The power, however, was given a shove. And the groundwork for that took shape years ago.
In Ukraine, almost alone among the former Soviet states, several essential ingredients for any democracy managed to survive the turmoil of 13 years of halting transition: political competition, judicial independence and, of course, the political activism of voters in a vast swath of the world where apathy typically rules.
Yushchenko, a former central banker, served as prime minister under Kuchma, but after breaking with him found a political base from which to challenge him. Ukraine's Parliament, the Supreme Rada, is hardly a model of legislative ideals, but its rancorous sessions reflected the vigor of the country's political blocs.
The Parliaments in Russia and Belarus, by contrast, have turned into subordinates of the executive branch. And the lack of political competition in those countries extends to their presidencies, as well. President Alexander Lukashenko of Belarus won the right to remain in power indefinitely in a referendum in October, while President Vladimir Putin of Russia won a second term in March against opponents who, like Yushchenko, faced the overwhelming resources of the state and suffered a lack of coverage on state television.
"This is a country with a unique, strongly developed opposition, which is also a demonstration of democracy," Kuchma himself said in the interview. "If it is unclear who will win until the last minute, it means that the country's development was normal. It is like in the United States. In Russia it was clear in advance who would become the president."
The moral and financial support of Europe and the United States, has become a lightning rod for criticism in Kiev and in Moscow (which spent much more, according to published accounts in Russian newspapers). The Bush administration spent $58 million over the last year on programs intended to cultivate democratic values, if not, officials said, a particular candidate - Yushchenko.
How decisive those grants were is debatable, but one involved, indirectly, what was arguably the most pivotal event in the "orange revolution" - and one seemingly unlikely to be repeated in courts elsewhere in the former Soviet Union anytime soon.
The American Bar Association's Central European and Eurasian Law Initiative, which trains lawyers and judges across the region, spent $400,000 of the administration's grants to conduct a series of sessions tutoring Ukraine's judges in election laws.
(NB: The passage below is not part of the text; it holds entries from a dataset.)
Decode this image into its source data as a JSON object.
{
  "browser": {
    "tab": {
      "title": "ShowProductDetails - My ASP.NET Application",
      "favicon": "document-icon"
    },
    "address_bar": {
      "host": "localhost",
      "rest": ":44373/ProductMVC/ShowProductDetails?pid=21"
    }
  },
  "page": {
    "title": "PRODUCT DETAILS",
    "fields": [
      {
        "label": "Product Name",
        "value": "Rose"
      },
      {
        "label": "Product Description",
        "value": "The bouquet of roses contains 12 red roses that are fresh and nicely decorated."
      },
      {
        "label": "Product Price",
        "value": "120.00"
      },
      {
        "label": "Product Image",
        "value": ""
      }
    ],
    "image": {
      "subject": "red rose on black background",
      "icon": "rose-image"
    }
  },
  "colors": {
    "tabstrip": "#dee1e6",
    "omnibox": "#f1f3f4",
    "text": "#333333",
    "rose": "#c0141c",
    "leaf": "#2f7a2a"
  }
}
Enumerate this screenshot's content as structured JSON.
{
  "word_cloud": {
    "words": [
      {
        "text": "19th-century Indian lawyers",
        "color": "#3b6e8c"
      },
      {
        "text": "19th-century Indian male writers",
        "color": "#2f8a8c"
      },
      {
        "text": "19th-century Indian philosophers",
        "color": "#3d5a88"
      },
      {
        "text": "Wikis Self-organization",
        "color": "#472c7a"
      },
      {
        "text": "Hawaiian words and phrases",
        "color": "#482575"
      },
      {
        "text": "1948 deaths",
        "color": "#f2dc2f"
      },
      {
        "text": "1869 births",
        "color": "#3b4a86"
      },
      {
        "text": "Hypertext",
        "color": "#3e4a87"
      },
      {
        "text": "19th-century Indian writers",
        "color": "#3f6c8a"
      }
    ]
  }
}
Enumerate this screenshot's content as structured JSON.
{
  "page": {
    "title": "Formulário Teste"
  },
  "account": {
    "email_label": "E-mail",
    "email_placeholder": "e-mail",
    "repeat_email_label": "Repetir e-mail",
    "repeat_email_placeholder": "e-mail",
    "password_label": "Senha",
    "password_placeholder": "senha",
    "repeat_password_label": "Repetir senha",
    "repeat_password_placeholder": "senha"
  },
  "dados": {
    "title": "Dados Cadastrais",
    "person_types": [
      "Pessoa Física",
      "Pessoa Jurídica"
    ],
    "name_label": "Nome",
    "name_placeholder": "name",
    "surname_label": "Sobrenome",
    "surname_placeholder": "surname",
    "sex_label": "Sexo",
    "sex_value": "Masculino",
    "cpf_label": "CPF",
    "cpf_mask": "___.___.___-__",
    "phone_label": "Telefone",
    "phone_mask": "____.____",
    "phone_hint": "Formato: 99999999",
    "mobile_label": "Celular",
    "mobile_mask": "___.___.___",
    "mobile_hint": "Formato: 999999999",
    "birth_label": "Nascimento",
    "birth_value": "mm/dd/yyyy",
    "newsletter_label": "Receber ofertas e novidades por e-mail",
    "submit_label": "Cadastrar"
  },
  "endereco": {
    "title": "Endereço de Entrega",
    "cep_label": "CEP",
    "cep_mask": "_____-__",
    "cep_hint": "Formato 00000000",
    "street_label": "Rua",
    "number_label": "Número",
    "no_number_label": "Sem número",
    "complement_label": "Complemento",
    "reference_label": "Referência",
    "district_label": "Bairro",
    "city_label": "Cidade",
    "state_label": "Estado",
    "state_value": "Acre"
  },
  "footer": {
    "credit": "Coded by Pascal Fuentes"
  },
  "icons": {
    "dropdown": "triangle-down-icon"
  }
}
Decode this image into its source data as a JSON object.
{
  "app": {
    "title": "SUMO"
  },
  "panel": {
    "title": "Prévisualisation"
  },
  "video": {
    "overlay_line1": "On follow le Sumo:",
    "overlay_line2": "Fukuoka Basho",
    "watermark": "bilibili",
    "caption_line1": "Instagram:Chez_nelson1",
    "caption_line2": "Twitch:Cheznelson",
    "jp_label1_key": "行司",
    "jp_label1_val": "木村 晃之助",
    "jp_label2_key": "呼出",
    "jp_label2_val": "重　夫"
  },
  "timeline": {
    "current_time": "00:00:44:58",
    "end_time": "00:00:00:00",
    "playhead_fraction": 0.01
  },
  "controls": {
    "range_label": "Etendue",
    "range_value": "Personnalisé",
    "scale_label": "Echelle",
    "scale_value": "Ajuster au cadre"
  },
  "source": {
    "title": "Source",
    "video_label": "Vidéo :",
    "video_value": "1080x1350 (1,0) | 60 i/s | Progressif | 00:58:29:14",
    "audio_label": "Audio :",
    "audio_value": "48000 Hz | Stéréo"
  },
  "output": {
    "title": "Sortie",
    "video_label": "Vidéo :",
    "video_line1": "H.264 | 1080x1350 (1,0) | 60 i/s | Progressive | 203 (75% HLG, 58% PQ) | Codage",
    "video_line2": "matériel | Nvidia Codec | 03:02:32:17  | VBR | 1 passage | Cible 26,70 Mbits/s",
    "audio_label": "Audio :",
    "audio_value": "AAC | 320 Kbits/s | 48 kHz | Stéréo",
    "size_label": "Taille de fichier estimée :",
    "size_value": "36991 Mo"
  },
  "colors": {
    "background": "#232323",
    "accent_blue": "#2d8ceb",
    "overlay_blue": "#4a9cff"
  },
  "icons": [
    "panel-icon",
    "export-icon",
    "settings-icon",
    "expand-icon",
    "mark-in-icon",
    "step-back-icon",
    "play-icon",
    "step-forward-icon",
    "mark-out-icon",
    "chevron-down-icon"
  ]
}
Among those who participated in the training program were five judges of the Supreme Court, including Anatoly Yarema, who presided over the extraordinary five days of hearings into Yushchenko's complaint of electoral fraud. On Dec. 3, the Supreme Court overturned Yanukovich's victory and ordered the new election.
"This is the most dramatic example of judicial independence that we've seen in the developing countries" of Eastern Europe, Homer Moyer Jr., a senior partner of Miller Chevalier in Washington and a co-founder of the association's program, said in a telephone interview, referring to the court's ruling.
A striking contrast occurred in Moscow last week. Russia's Supreme Court dismissed an appeal filed by liberals and Communists against last December's parliamentary elections, in which the party loyal to Putin won a super-majority of seats after an election that included many of the flaws criticized in Ukraine. Ivan Melnikov, a leader of the Communist Party, responded, "We received the latest confirmation of the fact that Russia no longer has an independent judiciary."
Opposition leaders in Russia and Belarus, some of whom traveled to Kiev to witness the revolution, have looked at Ukraine's experience longingly, seeking lessons to adapt to their own struggle. Ultimately, however, beyond politics and the judiciary, everything depends on the people themselves.